### [Extracted records]
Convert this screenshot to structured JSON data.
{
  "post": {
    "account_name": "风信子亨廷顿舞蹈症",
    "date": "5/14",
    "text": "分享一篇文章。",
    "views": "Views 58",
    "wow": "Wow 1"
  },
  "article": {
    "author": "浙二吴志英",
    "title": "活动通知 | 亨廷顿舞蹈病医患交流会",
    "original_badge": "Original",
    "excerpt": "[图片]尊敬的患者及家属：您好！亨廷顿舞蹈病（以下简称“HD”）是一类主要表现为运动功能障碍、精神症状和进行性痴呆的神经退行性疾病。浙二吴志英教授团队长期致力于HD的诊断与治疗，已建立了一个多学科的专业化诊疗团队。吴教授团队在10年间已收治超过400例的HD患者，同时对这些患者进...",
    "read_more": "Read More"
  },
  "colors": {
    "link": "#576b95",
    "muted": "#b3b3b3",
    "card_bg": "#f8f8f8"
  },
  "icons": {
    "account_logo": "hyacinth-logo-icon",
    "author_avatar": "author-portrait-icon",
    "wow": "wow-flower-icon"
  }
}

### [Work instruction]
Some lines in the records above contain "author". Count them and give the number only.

### [Answer to this exercise]
2